● Prompt: Everything in the records must be restated exactly, apart from the pictures.
--------------------------------------------------
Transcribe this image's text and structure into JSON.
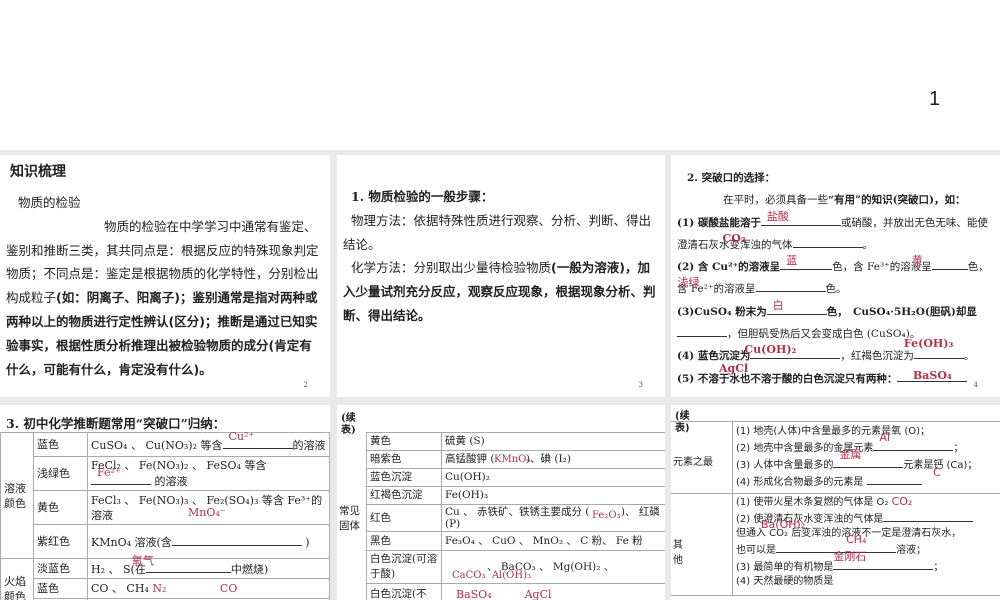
{
  "page_number": "1",
  "p1": {
    "title": "知识梳理",
    "subtitle": "物质的检验",
    "para_plain": "物质的检验在中学学习中通常有鉴定、鉴别和推断三类，其共同点是：根据反应的特殊现象判定物质；不同点是：鉴定是根据物质的化学特性，分别检出构成粒子",
    "para_bold": "(如：阴离子、阳离子)；鉴别通常是指对两种或两种以上的物质进行定性辨认(区分)；推断是通过已知实验事实，根据性质分析推理出被检验物质的成分(肯定有什么，可能有什么，肯定没有什么)。",
    "num": "2"
  },
  "p2": {
    "heading": "1. 物质检验的一般步骤：",
    "physical": "物理方法：依据特殊性质进行观察、分析、判断、得出结论。",
    "chem_plain": "化学方法：分别取出少量待检验物质",
    "chem_bold": "(一般为溶液)，加入少量试剂充分反应，观察反应现象，根据现象分析、判断、得出结论。",
    "num": "3"
  },
  "p3": {
    "heading": "2. 突破口的选择：",
    "intro_a": "在平时，必须具备一些",
    "intro_b": "“有用”的知识(突破口)，如：",
    "l1a": "(1) 碳酸盐能溶于",
    "l1b": "或硝酸，并放出无色无味、能使澄清石灰水变浑浊的气体",
    "l1c": "。",
    "l2a": "(2) 含 Cu²⁺的溶液呈",
    "l2b": "色，含 Fe³⁺的溶液呈",
    "l2c": "色，含 Fe²⁺的溶液呈",
    "l2d": "色。",
    "l3a": "(3)CuSO₄ 粉末为",
    "l3b": "色，　CuSO₄·5H₂O(胆矾)却显",
    "l3c": "，但胆矾受热后又会变成白色 (CuSO₄)。",
    "l4a": "(4) 蓝色沉淀为",
    "l4b": "，红褐色沉淀为",
    "l4c": "。",
    "l5": "(5) 不溶于水也不溶于酸的白色沉淀只有两种：",
    "ans": {
      "hcl": "盐酸",
      "co2": "CO₂",
      "blue": "蓝",
      "yellow": "黄",
      "lightgreen": "浅绿",
      "white": "白",
      "bluec": "蓝",
      "cuoh": "Cu(OH)₂",
      "feoh": "Fe(OH)₃",
      "baso4": "BaSO₄",
      "agcl": "AgCl"
    },
    "num": "4"
  },
  "p4": {
    "title": "3. 初中化学推断题常用“突破口”归纳：",
    "g1": "溶液颜色",
    "rows1": [
      {
        "c": "蓝色",
        "d": "CuSO₄ 、 Cu(NO₃)₂ 等含",
        "a": "Cu²⁺",
        "e": "的溶液"
      },
      {
        "c": "浅绿色",
        "d": "FeCl₂ 、 Fe(NO₃)₂ 、 FeSO₄ 等含",
        "a": "Fe²⁺",
        "e": "的溶液"
      },
      {
        "c": "黄色",
        "d": "FeCl₃ 、 Fe(NO₃)₃ 、 Fe₂(SO₄)₃ 等含 Fe³⁺的溶液",
        "a": "MnO₄⁻",
        "e": ""
      },
      {
        "c": "紫红色",
        "d": "KMnO₄ 溶液(含",
        "a": "",
        "e": ")"
      }
    ],
    "g2": "火焰颜色",
    "rows2": [
      {
        "c": "淡蓝色",
        "d": "H₂ 、 S(在",
        "a": "氧气",
        "e": "中燃烧)"
      },
      {
        "c": "蓝色",
        "d": "CO 、 CH₄",
        "a": "N₂",
        "e": "CO"
      }
    ]
  },
  "p5": {
    "caption": "(续表)",
    "group": "常见固体",
    "rows": [
      {
        "c": "黄色",
        "d": "硫黄 (S)",
        "a": ""
      },
      {
        "c": "暗紫色",
        "d": "高锰酸钾 (　　　)、碘 (I₂)",
        "a": "KMnO₄"
      },
      {
        "c": "蓝色沉淀",
        "d": "Cu(OH)₂",
        "a": ""
      },
      {
        "c": "红褐色沉淀",
        "d": "Fe(OH)₃",
        "a": ""
      },
      {
        "c": "红色",
        "d": "Cu 、 赤铁矿、铁锈主要成分 (　　　)、 红磷 (P)",
        "a": "Fe₂O₃"
      },
      {
        "c": "黑色",
        "d": "Fe₃O₄ 、 CuO 、 MnO₂ 、 C 粉、 Fe 粉",
        "a": ""
      },
      {
        "c": "白色沉淀(可溶于酸)",
        "d": "　　　　、 BaCO₃ 、 Mg(OH)₂ 、",
        "a": "CaCO₃  Al(OH)₃"
      },
      {
        "c": "白色沉淀(不",
        "d": "",
        "a": "BaSO₄　　　AgCl"
      }
    ]
  },
  "p6": {
    "caption": "(续表)",
    "g1": "元素之最",
    "items1": [
      "(1) 地壳(人体)中含量最多的元素是氧 (O)；",
      "(2) 地壳中含量最多的金属元素",
      "(3) 人体中含量最多的",
      "元素是钙 (Ca)；",
      "(4) 形成化合物最多的元素是"
    ],
    "g2": "其　他",
    "items2": [
      "(1) 使带火星木条复燃的气体是 O₂",
      "(2) 使澄清石灰水变浑浊的气体是",
      "但通入 CO₂ 后变浑浊的溶液不一定是澄清石灰水，",
      "也可以是",
      "溶液；",
      "(3) 最简单的有机物是",
      "(4) 天然最硬的物质是"
    ],
    "ans": {
      "al": "Al",
      "metal": "金属",
      "c": "C",
      "co2": "CO₂",
      "baoh": "Ba(OH)₂",
      "ch4": "CH₄",
      "diamond": "金刚石"
    }
  }
}
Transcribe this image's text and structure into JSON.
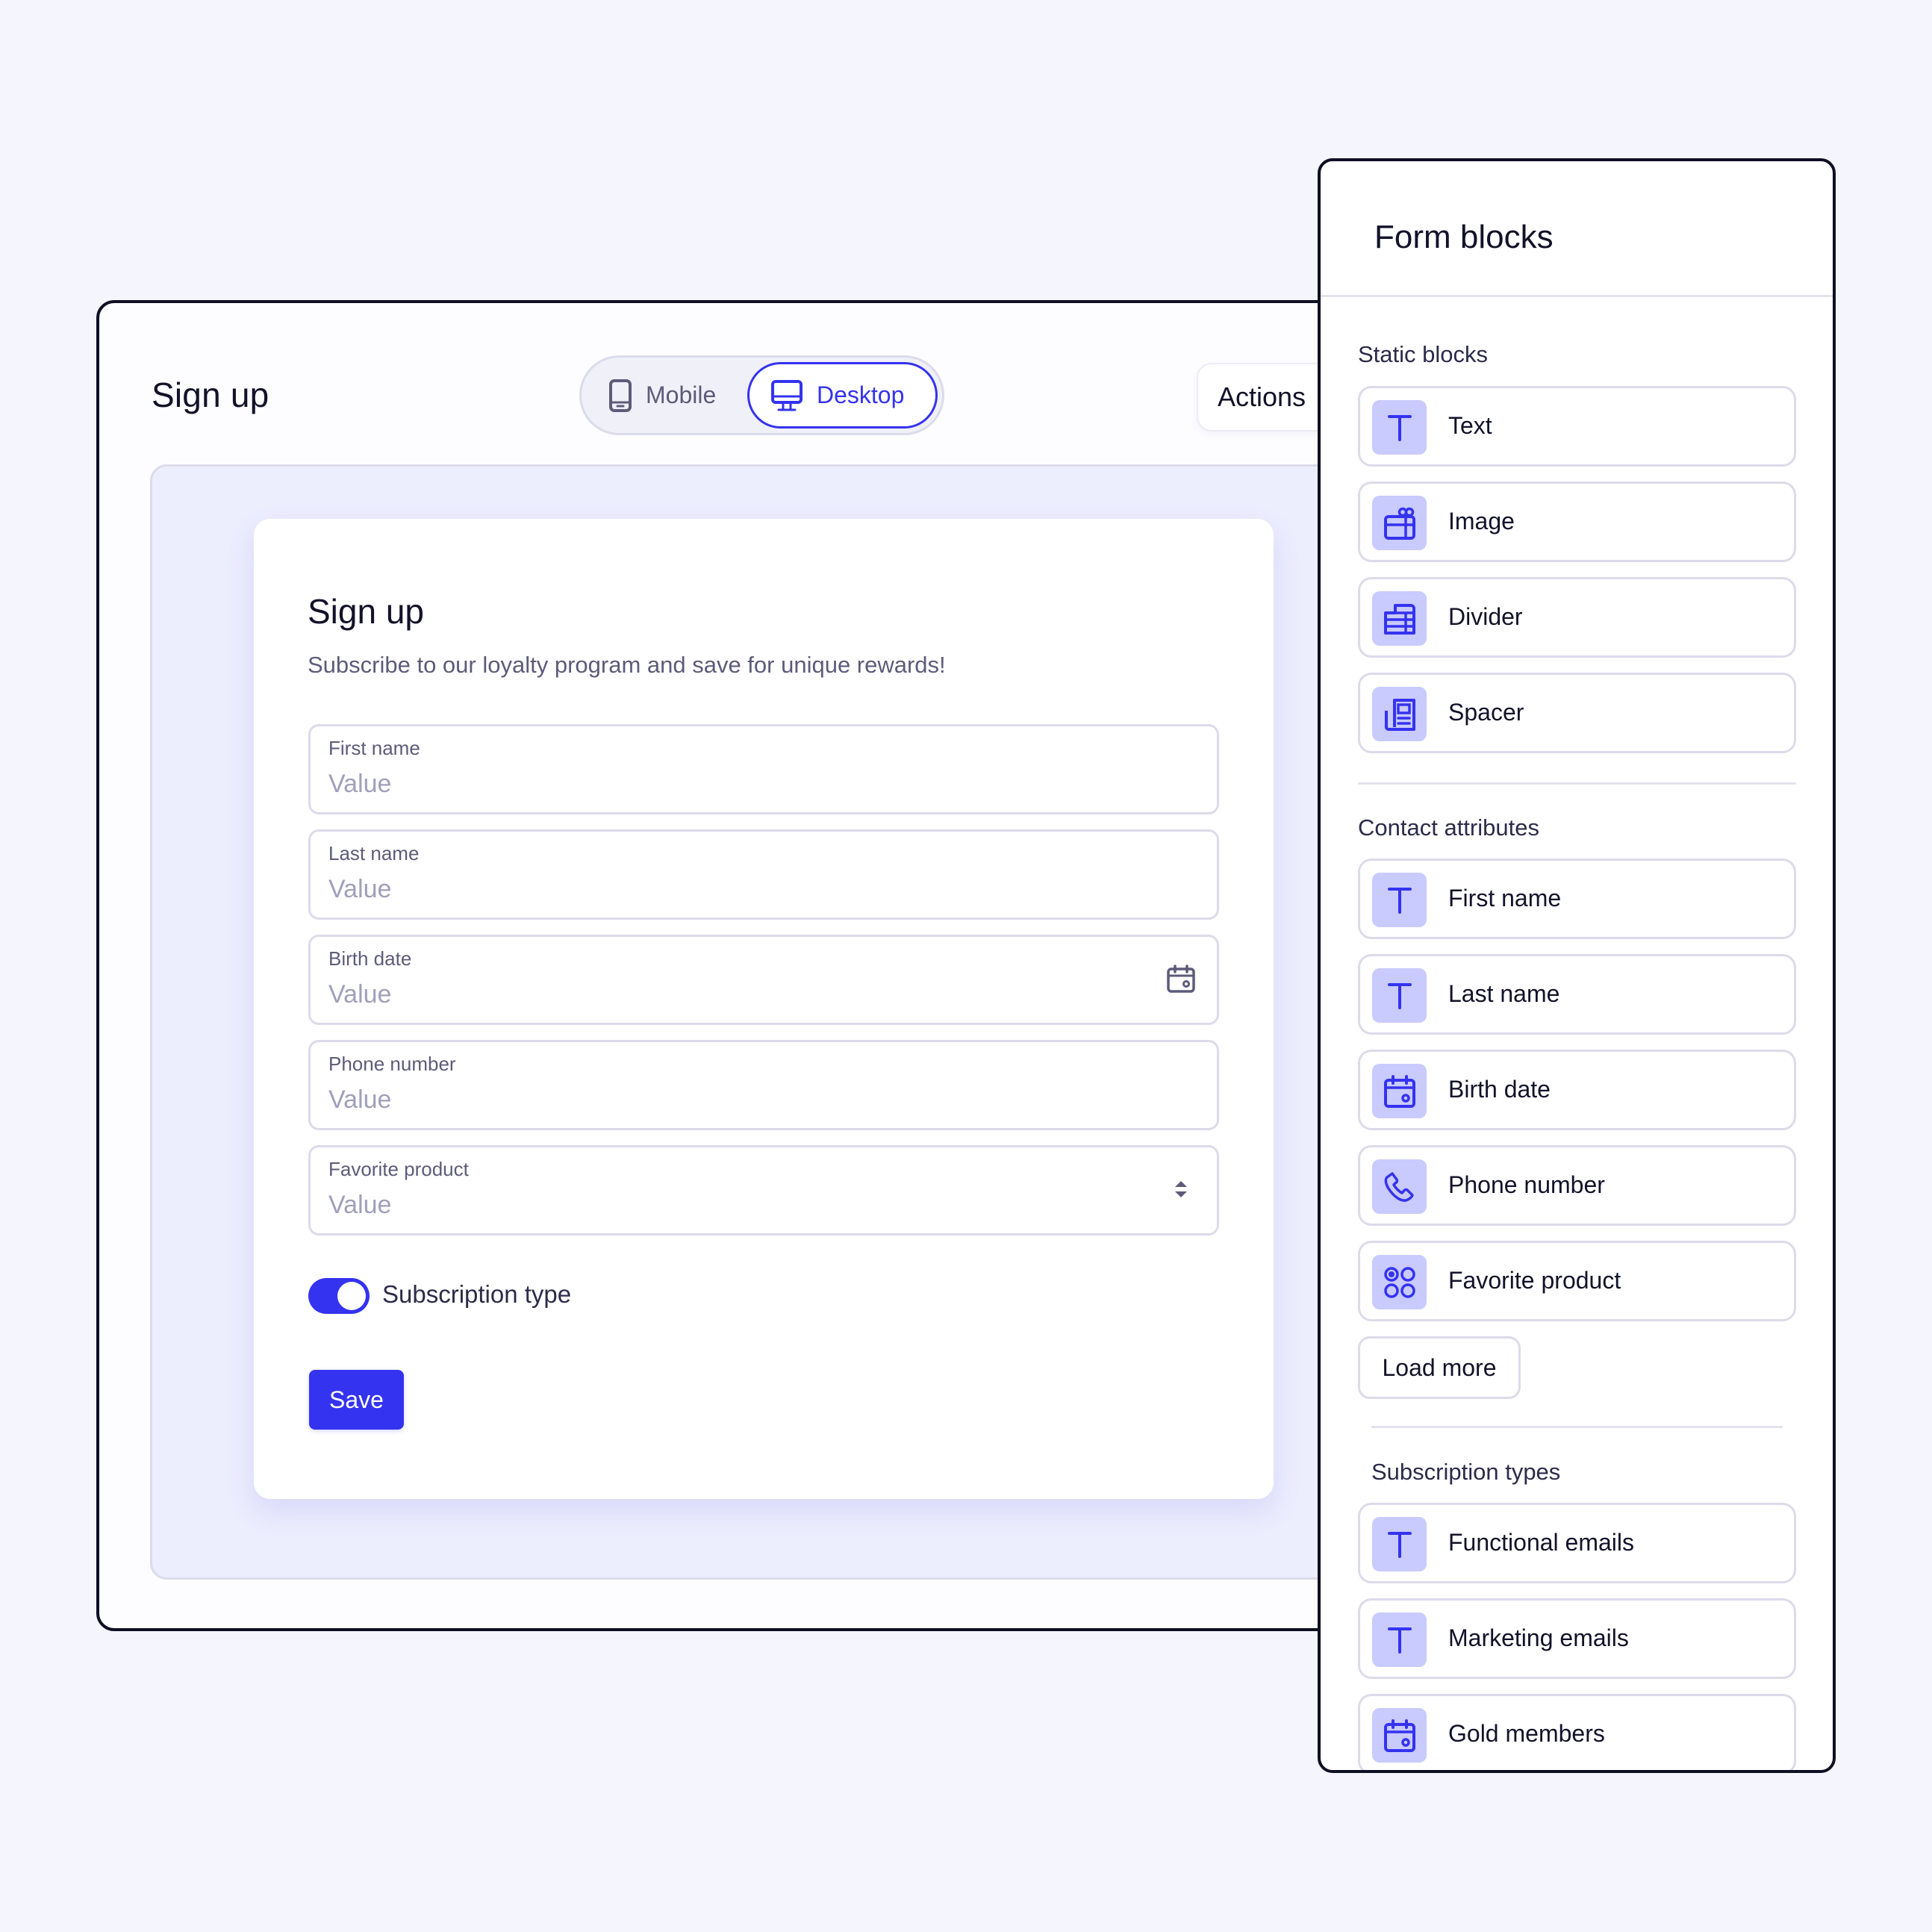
{
  "editor": {
    "title": "Sign up",
    "view_toggle": {
      "options": [
        {
          "label": "Mobile",
          "icon": "mobile-icon",
          "selected": false
        },
        {
          "label": "Desktop",
          "icon": "desktop-icon",
          "selected": true
        }
      ]
    },
    "actions_label": "Actions"
  },
  "form": {
    "title": "Sign up",
    "subtitle": "Subscribe to our loyalty program and save for unique rewards!",
    "fields": [
      {
        "label": "First name",
        "placeholder": "Value",
        "icon": null
      },
      {
        "label": "Last name",
        "placeholder": "Value",
        "icon": null
      },
      {
        "label": "Birth date",
        "placeholder": "Value",
        "icon": "calendar-icon"
      },
      {
        "label": "Phone number",
        "placeholder": "Value",
        "icon": null
      },
      {
        "label": "Favorite product",
        "placeholder": "Value",
        "icon": "select-arrows-icon"
      }
    ],
    "toggle": {
      "label": "Subscription type",
      "on": true
    },
    "save_label": "Save"
  },
  "panel": {
    "title": "Form blocks",
    "sections": [
      {
        "label": "Static blocks",
        "items": [
          {
            "label": "Text",
            "icon": "text-icon"
          },
          {
            "label": "Image",
            "icon": "gift-icon"
          },
          {
            "label": "Divider",
            "icon": "table-icon"
          },
          {
            "label": "Spacer",
            "icon": "newspaper-icon"
          }
        ]
      },
      {
        "label": "Contact attributes",
        "items": [
          {
            "label": "First name",
            "icon": "text-icon"
          },
          {
            "label": "Last name",
            "icon": "text-icon"
          },
          {
            "label": "Birth date",
            "icon": "calendar-icon"
          },
          {
            "label": "Phone number",
            "icon": "phone-icon"
          },
          {
            "label": "Favorite product",
            "icon": "radio-grid-icon"
          }
        ],
        "load_more_label": "Load more"
      },
      {
        "label": "Subscription types",
        "items": [
          {
            "label": "Functional emails",
            "icon": "text-icon"
          },
          {
            "label": "Marketing emails",
            "icon": "text-icon"
          },
          {
            "label": "Gold members",
            "icon": "calendar-icon"
          }
        ]
      }
    ]
  },
  "colors": {
    "accent": "#3433f0",
    "icon_tile": "#c9cafd",
    "canvas": "#ecedfd",
    "border": "#dcdbea",
    "frame": "#0f0f24"
  }
}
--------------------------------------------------
● Problem solution:
Transcribe this image's text and structure into JSON.
{
  "page_number": "1",
  "p1": {
    "title": "知识梳理",
    "subtitle": "物质的检验",
    "para_plain": "物质的检验在中学学习中通常有鉴定、鉴别和推断三类，其共同点是：根据反应的特殊现象判定物质；不同点是：鉴定是根据物质的化学特性，分别检出构成粒子",
    "para_bold": "(如：阴离子、阳离子)；鉴别通常是指对两种或两种以上的物质进行定性辨认(区分)；推断是通过已知实验事实，根据性质分析推理出被检验物质的成分(肯定有什么，可能有什么，肯定没有什么)。",
    "num": "2"
  },
  "p2": {
    "heading": "1. 物质检验的一般步骤：",
    "physical": "物理方法：依据特殊性质进行观察、分析、判断、得出结论。",
    "chem_plain": "化学方法：分别取出少量待检验物质",
    "chem_bold": "(一般为溶液)，加入少量试剂充分反应，观察反应现象，根据现象分析、判断、得出结论。",
    "num": "3"
  },
  "p3": {
    "heading": "2. 突破口的选择：",
    "intro_a": "在平时，必须具备一些",
    "intro_b": "“有用”的知识(突破口)，如：",
    "l1a": "(1) 碳酸盐能溶于",
    "l1b": "或硝酸，并放出无色无味、能使澄清石灰水变浑浊的气体",
    "l1c": "。",
    "l2a": "(2) 含 Cu²⁺的溶液呈",
    "l2b": "色，含 Fe³⁺的溶液呈",
    "l2c": "色，含 Fe²⁺的溶液呈",
    "l2d": "色。",
    "l3a": "(3)CuSO₄ 粉末为",
    "l3b": "色，　CuSO₄·5H₂O(胆矾)却显",
    "l3c": "，但胆矾受热后又会变成白色 (CuSO₄)。",
    "l4a": "(4) 蓝色沉淀为",
    "l4b": "，红褐色沉淀为",
    "l4c": "。",
    "l5": "(5) 不溶于水也不溶于酸的白色沉淀只有两种：",
    "ans": {
      "hcl": "盐酸",
      "co2": "CO₂",
      "blue": "蓝",
      "yellow": "黄",
      "lightgreen": "浅绿",
      "white": "白",
      "bluec": "蓝",
      "cuoh": "Cu(OH)₂",
      "feoh": "Fe(OH)₃",
      "baso4": "BaSO₄",
      "agcl": "AgCl"
    },
    "num": "4"
  },
  "p4": {
    "title": "3. 初中化学推断题常用“突破口”归纳：",
    "g1": "溶液颜色",
    "rows1": [
      {
        "c": "蓝色",
        "d": "CuSO₄ 、 Cu(NO₃)₂ 等含",
        "a": "Cu²⁺",
        "e": "的溶液"
      },
      {
        "c": "浅绿色",
        "d": "FeCl₂ 、 Fe(NO₃)₂ 、 FeSO₄ 等含",
        "a": "Fe²⁺",
        "e": "的溶液"
      },
      {
        "c": "黄色",
        "d": "FeCl₃ 、 Fe(NO₃)₃ 、 Fe₂(SO₄)₃ 等含 Fe³⁺的溶液",
        "a": "MnO₄⁻",
        "e": ""
      },
      {
        "c": "紫红色",
        "d": "KMnO₄ 溶液(含",
        "a": "",
        "e": ")"
      }
    ],
    "g2": "火焰颜色",
    "rows2": [
      {
        "c": "淡蓝色",
        "d": "H₂ 、 S(在",
        "a": "氧气",
        "e": "中燃烧)"
      },
      {
        "c": "蓝色",
        "d": "CO 、 CH₄",
        "a": "N₂",
        "e": "CO"
      }
    ]
  },
  "p5": {
    "caption": "(续表)",
    "group": "常见固体",
    "rows": [
      {
        "c": "黄色",
        "d": "硫黄 (S)",
        "a": ""
      },
      {
        "c": "暗紫色",
        "d": "高锰酸钾 (　　　)、碘 (I₂)",
        "a": "KMnO₄"
      },
      {
        "c": "蓝色沉淀",
        "d": "Cu(OH)₂",
        "a": ""
      },
      {
        "c": "红褐色沉淀",
        "d": "Fe(OH)₃",
        "a": ""
      },
      {
        "c": "红色",
        "d": "Cu 、 赤铁矿、铁锈主要成分 (　　　)、 红磷 (P)",
        "a": "Fe₂O₃"
      },
      {
        "c": "黑色",
        "d": "Fe₃O₄ 、 CuO 、 MnO₂ 、 C 粉、 Fe 粉",
        "a": ""
      },
      {
        "c": "白色沉淀(可溶于酸)",
        "d": "　　　　、 BaCO₃ 、 Mg(OH)₂ 、",
        "a": "CaCO₃  Al(OH)₃"
      },
      {
        "c": "白色沉淀(不",
        "d": "",
        "a": "BaSO₄　　　AgCl"
      }
    ]
  },
  "p6": {
    "caption": "(续表)",
    "g1": "元素之最",
    "items1": [
      "(1) 地壳(人体)中含量最多的元素是氧 (O)；",
      "(2) 地壳中含量最多的金属元素",
      "(3) 人体中含量最多的",
      "元素是钙 (Ca)；",
      "(4) 形成化合物最多的元素是"
    ],
    "g2": "其　他",
    "items2": [
      "(1) 使带火星木条复燃的气体是 O₂",
      "(2) 使澄清石灰水变浑浊的气体是",
      "但通入 CO₂ 后变浑浊的溶液不一定是澄清石灰水，",
      "也可以是",
      "溶液；",
      "(3) 最简单的有机物是",
      "(4) 天然最硬的物质是"
    ],
    "ans": {
      "al": "Al",
      "metal": "金属",
      "c": "C",
      "co2": "CO₂",
      "baoh": "Ba(OH)₂",
      "ch4": "CH₄",
      "diamond": "金刚石"
    }
  }
}
Transcribe this image's text and structure into JSON.
{
  "editor": {
    "title": "Sign up",
    "view_toggle": {
      "options": [
        {
          "label": "Mobile",
          "icon": "mobile-icon",
          "selected": false
        },
        {
          "label": "Desktop",
          "icon": "desktop-icon",
          "selected": true
        }
      ]
    },
    "actions_label": "Actions"
  },
  "form": {
    "title": "Sign up",
    "subtitle": "Subscribe to our loyalty program and save for unique rewards!",
    "fields": [
      {
        "label": "First name",
        "placeholder": "Value",
        "icon": null
      },
      {
        "label": "Last name",
        "placeholder": "Value",
        "icon": null
      },
      {
        "label": "Birth date",
        "placeholder": "Value",
        "icon": "calendar-icon"
      },
      {
        "label": "Phone number",
        "placeholder": "Value",
        "icon": null
      },
      {
        "label": "Favorite product",
        "placeholder": "Value",
        "icon": "select-arrows-icon"
      }
    ],
    "toggle": {
      "label": "Subscription type",
      "on": true
    },
    "save_label": "Save"
  },
  "panel": {
    "title": "Form blocks",
    "sections": [
      {
        "label": "Static blocks",
        "items": [
          {
            "label": "Text",
            "icon": "text-icon"
          },
          {
            "label": "Image",
            "icon": "gift-icon"
          },
          {
            "label": "Divider",
            "icon": "table-icon"
          },
          {
            "label": "Spacer",
            "icon": "newspaper-icon"
          }
        ]
      },
      {
        "label": "Contact attributes",
        "items": [
          {
            "label": "First name",
            "icon": "text-icon"
          },
          {
            "label": "Last name",
            "icon": "text-icon"
          },
          {
            "label": "Birth date",
            "icon": "calendar-icon"
          },
          {
            "label": "Phone number",
            "icon": "phone-icon"
          },
          {
            "label": "Favorite product",
            "icon": "radio-grid-icon"
          }
        ],
        "load_more_label": "Load more"
      },
      {
        "label": "Subscription types",
        "items": [
          {
            "label": "Functional emails",
            "icon": "text-icon"
          },
          {
            "label": "Marketing emails",
            "icon": "text-icon"
          },
          {
            "label": "Gold members",
            "icon": "calendar-icon"
          }
        ]
      }
    ]
  },
  "colors": {
    "accent": "#3433f0",
    "icon_tile": "#c9cafd",
    "canvas": "#ecedfd",
    "border": "#dcdbea",
    "frame": "#0f0f24"
  }
}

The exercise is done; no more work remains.